There is nothing “junior” about Junior Ransomware. It is a fully-functioning ransomware infection that can leave your machine full of encrypted files. Just like all the other ransomware programs out there, this one has arrived to rip you off, expecting you to pay the ransom fee for a decryption key that it might not even deliver. You should not wait any longer: remove Junior Ransomware from your computer today, and then make sure that you do not get infected with similar threats in the future. Dealing with ransomware might be challenging, but it is not hopeless.
Our research team says that this program is another version of Paradise Ransomware. It means that both programs probably use the same code, and they also share similar behavior patterns. Nevertheless, it is unfortunate that we cannot use the same decryption key across similar programs from the same family. Usually, each program (and sometimes each infection) requires a unique decryption key that cannot be shared. However, just because we cannot use the previous keys to unlock your files, it doesn’t mean that this piece of information is useless. It can help us know this program spreads and how it behaves.
As for the ransomware distribution, the truth is that it wouldn’t be that hard to avoid Junior Ransomware and other similar infections if users were more attentive. Normally, ransomware spreads through spam email messages, and you should be able to delete these messages without opening them. Phishing emails that are part of the ransomware distribution network often have an urgent tone. They might come with files that look like regular MS Office documents, but they will usually ask you to enable Macros to view those documents. The problem is that the moment you enable those macros, you allow the malware do slither into your PC.
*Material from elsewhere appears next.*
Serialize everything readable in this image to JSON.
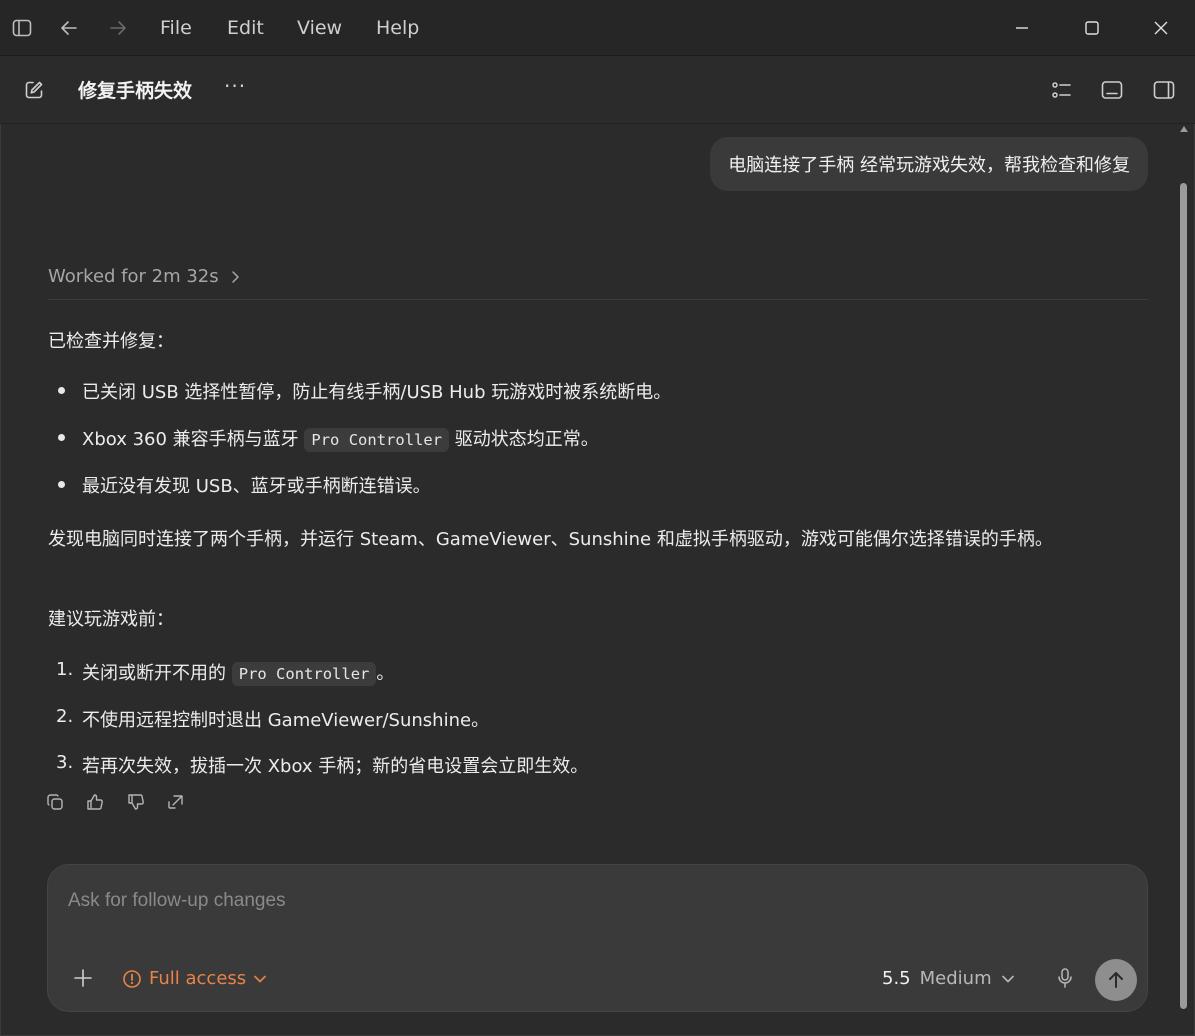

Once Junior Ransomware is there, the program will encrypt your files. You can easily see which files were affected by the infection because their icon changes, but the program will also add an appendix to every single encrypted file. This appendix contains the email address that you are supposed to use in order to contact these criminals. It also comes with a user ID that is unique across infected systems. Aside from encrypting your files, Junior Ransomware also drops a ransom note in every single folder that has affected files. The ransom note is pretty generic and comes with very poor English:
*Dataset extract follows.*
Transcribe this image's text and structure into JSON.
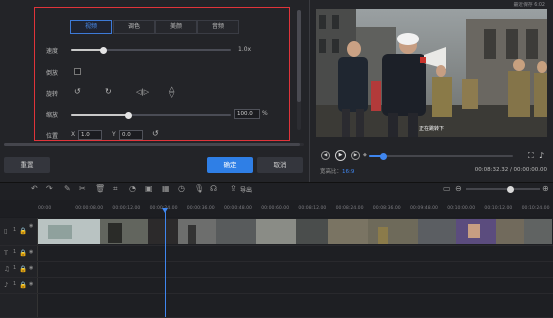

All your files was encrypted!
YOUR FILES HAS BEEN LOCKED!
All important data that was stored on this computer have been stolen due a security problem.
If you want to back them, you just write to us by email.
The ransom note goes on to say several other things, but it doesn’t say anything about the amount you have to pay for the decryption key or anything like that. Here, computer security experts would say that paying the ransom is never an option, and we totally agree. Not only there is no guarantee that Junior Ransomware would issue the decryption key. You shouldn’t encourage cybercriminals.
Please remove Junior Ransomware right now with an automated antispyware tool. You can also delete this infection manually, but it would be too bothersome.
If you have an external hard drive where you keep copies of your files, simply delete the encrypted data and transfer healthy files back into your computer. If not, you should be ready to explore multiple file recovery options. A public decryption tool might also be available in the future. If you cannot be bothered and you can afford to wipe your system clean, you can also start anew.